Joan Jonas is a pioneer of video and performance art, and an acclaimed multimedia artist whose work typically encompasses video, performance, installation, sound, text, and drawing. Light Time Tales, a major retrospective of her work, was presented at HangarBicocca in Milan, Italy from October 1, 2014 – February 1, 2015 and opens at Malmo Konsthall on 25 September 2015. She has had major retrospectives at the Stedelijk Museum, Amsterdam; Galerie der Stadt Stuttgart, Germany; and the Queens Museum of Art, New York. Jonas is currently representing the United States of America at the 56th Venice Biennale with a new commission presented by the MIT List Visual Arts Center, Massachusetts.

Kathy Noble is a curator and writer based in London, currently working with the Institute of Contemporary Art, London. She was a Curator in residence at Wysing Arts Centre in 2013-14 and prior to this was Head of Exhibitions at Nottingham Contemporary where she worked on exhibitions with Asco, Geoffrey Farmer, Mark Leckey and Tala Madani. From 2007-2012 she worked as a Curator at Tate Modern where she organized numerous commissions, exhibitions and events including The Tanks opening programme and Tate Modern Live, working with artists such as Ei Arakawa, Tania Bruguera, Michael Clark, Keren Cytter and Anne Teresa de Keersmaecker. She has published numerous essays in magazines, catalogues and books.

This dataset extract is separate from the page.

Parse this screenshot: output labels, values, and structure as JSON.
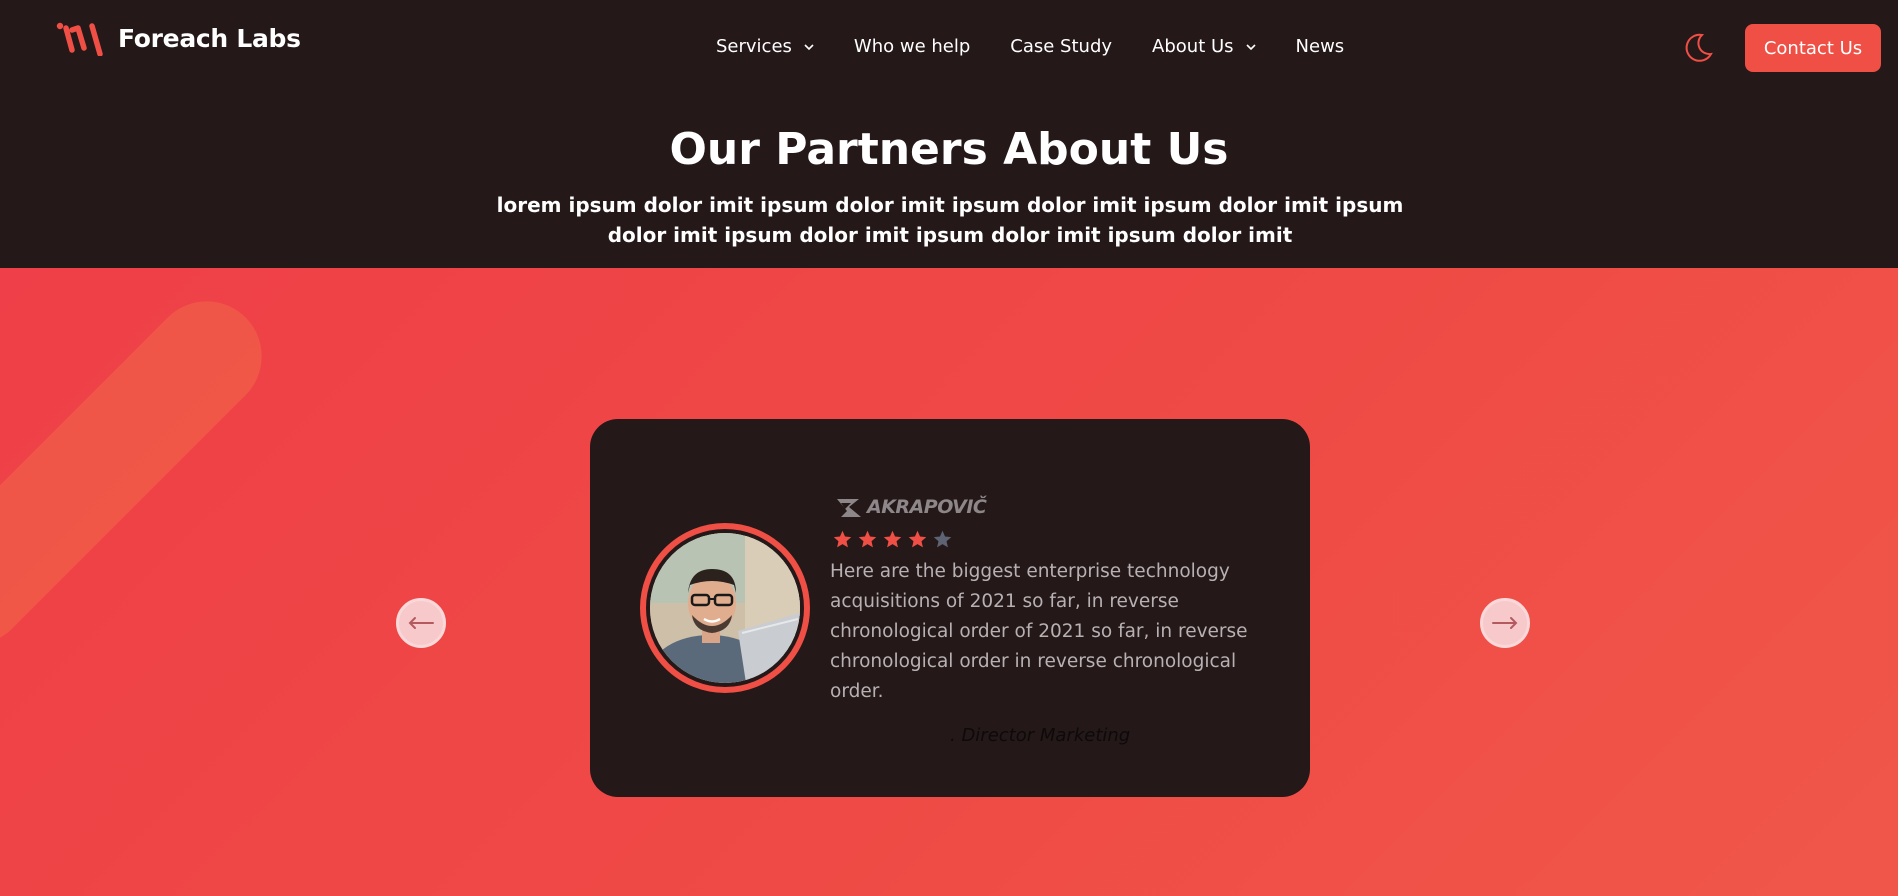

This public event is part of We (Not I), a four-day program of discursive meetings, presentations, and events that brings together a wide range of female artists, writers, curators and thinkers identifying with feminist practices to exchange and produce content addressing questions around the role of "we" in contemporary art practice, held at Artists Space between September 30 and October 3, 2015.

A red, white, and black text logo that reads, "We (not I)."
[A red, white, and black text logo that reads, "We (not I)."]

Artists Space would like to thank Thea Westreich Wagner and Ethan Wagner for their gracious support of WE (Not I) in New York.